Republished with permission from Machine Design, a brand in Endeavor Business Media’s Design & Engineering Group alongside Laser Focus World.
At a Glance:
- Health and medical devices constitute a substantial waste stream and pose costly disposal challenges for manufacturers and health providers alike.
- Closed-loop recycling that could recover and reuse components and materials are a boon to the device manufacturer’s bottom line.
- A patented Branson plastic welding process, known as Simultaneous Through-Transmission Infrared (STTIr) laser welding, safely and nondestructively “unwelds” plastics commonly used in medical devices and wearables.
As global populations grow and age, demand is increasing for all sorts of medical devices, from wearable fitness and condition monitors to lightweight and easy-to-use therapeutic and drug delivery devices. Wearables include smart watches and fitness trackers, wearable blood pressure monitors and pulse oximeters, and a growing range of bio- and virus-detecting sensors. There are also testing and therapeutic products including blood-glucose testing devices and wearable continuous glucose monitors, epinephrine and insulin pens, and implantable insulin infusion-delivery devices.
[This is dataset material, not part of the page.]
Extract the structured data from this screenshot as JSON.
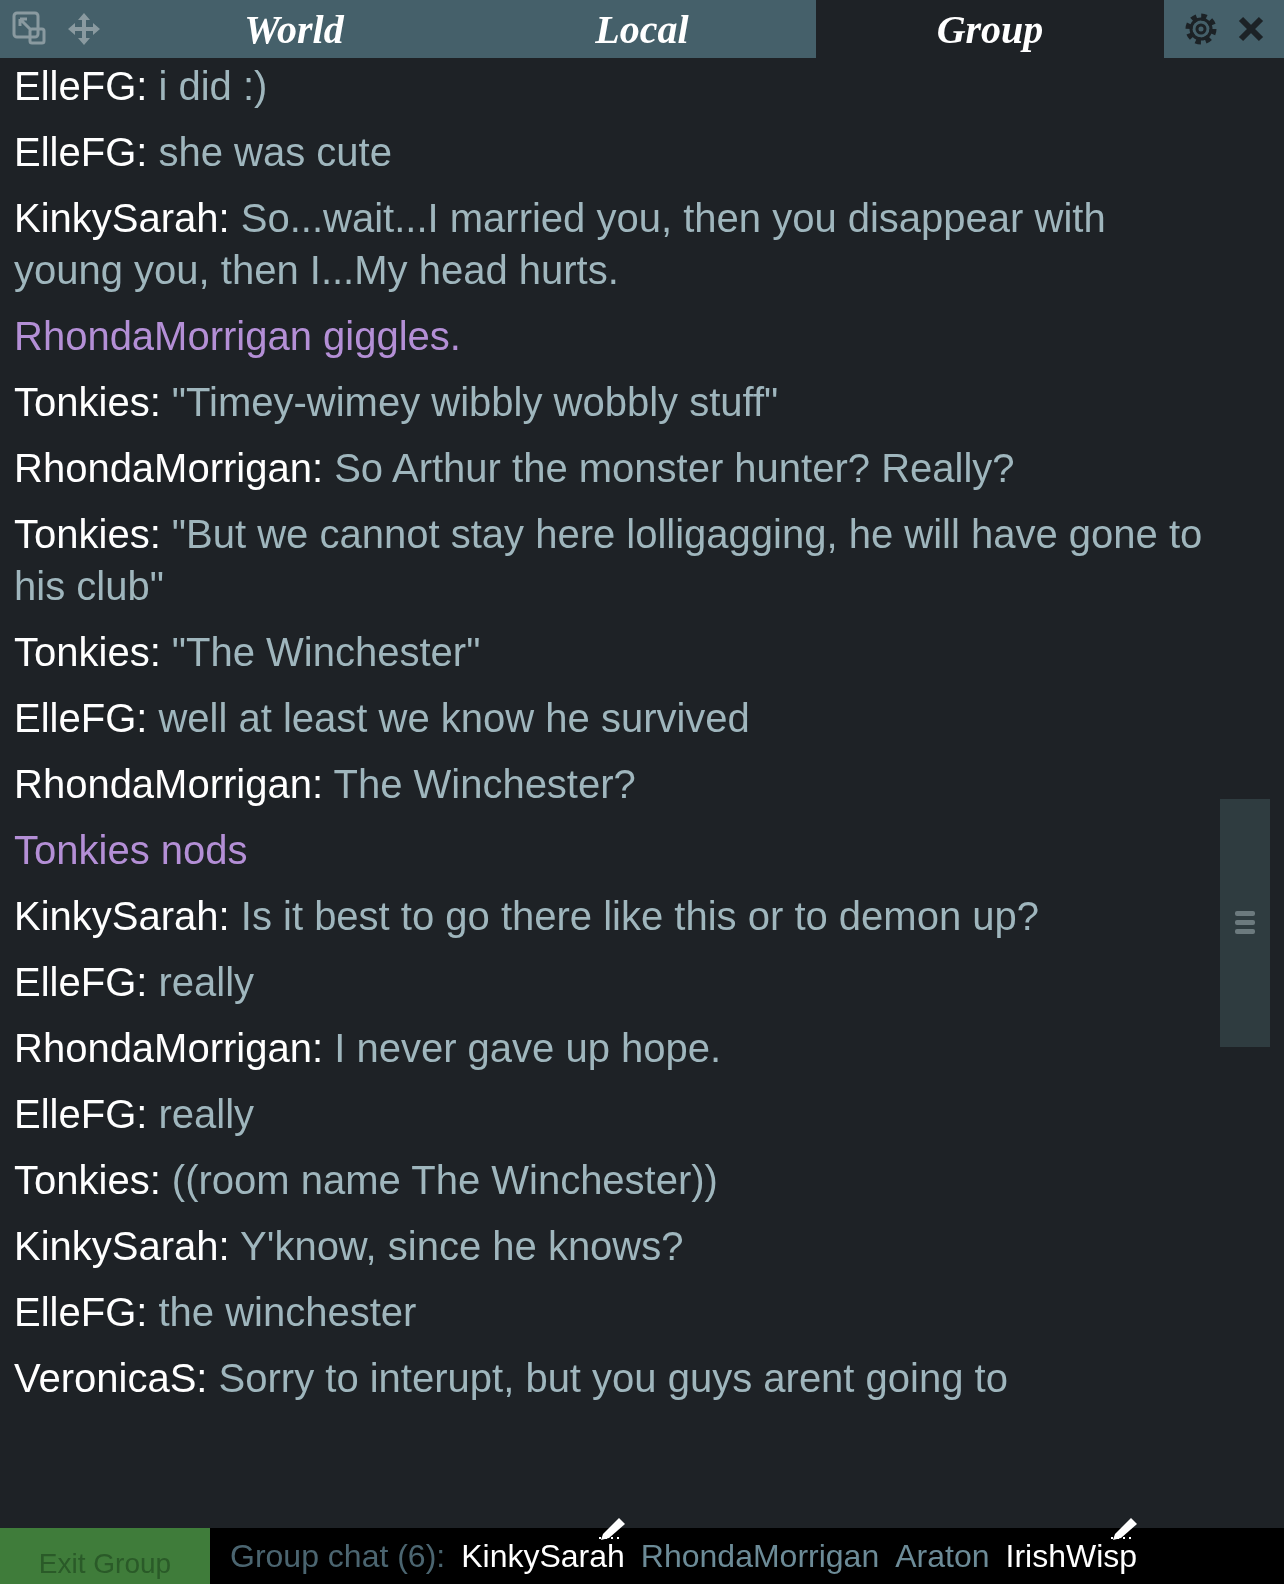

Taken together, health and medical devices constitute a substantial waste stream and pose costly disposal challenges for manufacturers, health providers and consumers. Many of these devices are powered and contain valuable components that can be recovered and reused, such as batteries, specialized circuitry and logic, precious metals, plastics and more. Today, however, few such devices are subject to recovery, reuse, or recycling.
Obviously, any method of closed-loop recycling that could recover and reuse valuable components and materials could pay off handsomely for a device manufacturer’s bottom line. Thus, medical devices designed for use in a circular economy are getting a lot of attention.
Consider the structure of a typical “smart” medical device: Typically, it is a collection of components—power, electronics, readout, sensors—that are sealed into a compact, wearable or portable plastic case. Examples include a wristwatch or monitor on a wrist band, a handheld monitor, a sensor on a pendant, a finger-clip oximeter or a blood pressure cuff with a compact inflator/readout unit. Because ultrasonic and laser welds can economically and permanently bond durable plastics, they are often crucial to protecting sensitive device components.
But “permanent” welds are a double-edged sword. Should any devices fail performance tests during manufacturing, permanent welds (ultrasonic, laser etc.) cannot be opened without destructive disassembly. This makes it difficult for manufacturers to conduct failure analysis and can be challenging to recover valuable internal components for future use. So, as a practical matter, failed devices and all their valuable components become process waste. And that is a loss for manufacturers.
With an eye toward designing medical devices that serve the circular economy and reduce waste streams, device makers are taking increased interest in product designs and assembly technologies that can better support closed-loop recycling. The first and most obvious step in this process is to reduce and eliminate manufacturing waste by effectively reusing available components.
In response to inquiries from device makers, Emerson experts have developed a Branson plastic welding process that can safely and nondestructively “unweld” plastics commonly used in the bodies and cases of common medical devices and wearables. The process, which is now in commercial trials, employs the patented Simultaneous Through-Transmission Infrared (STTIr) laser welding technology developed by Emerson, together with product-specific disassembly tooling.
Using the experimental unwelding technology, device makers are successfully opening up plastic device cases, enabling nondestructive failure analysis and recovery of valuable, functional parts (such as wireless transmitter/receiver components, printed circuit boards, electronic subassemblies, displays and batteries) for assembly into new devices. Even the plastics from the disassembled devices are available for reprocessing or recycling.
This new unwelding process represents a substantial first step for manufacturers seeking closed-loop medical device reprocessing or recycling. It offers a means to maximize product yield and utilization of available components and materials—all the while minimizing waste and disposal costs associated with the manufacturing process—helping manufacturers pursuing UL 2799A, the Standard for Environmental Claim Validation Procedure (ECVP) for Zero Waste Classifications.
While the immediate manufacturing benefits are potentially significant, the greater promise of this unwelding-disassembly technology may be found in the circular economy of the not-so-distant future. What if manufacturers, faced with high volumes of post-consumer medical devices, could safely and successfully disassemble them, recover high-value components and reprocess them for use in new devices?
What if, in the case of biohazardous wastes, such as dialysis care devices, they could perfect a way to disassemble, remove and segregate biohazardous components, then divide the remaining components—typically 90% or more of the device’s volume—for reprocessing, recycling or disposal?
Both of these scenarios offer almost unlimited potential, opening the door to large-scale recovery and reprocessing of millions of components and devices. In addition, the waste and cost-reduction potential alone is enormous, since the disposal of regulated medical waste costs 50 to 100 times more than the disposal of ordinary waste.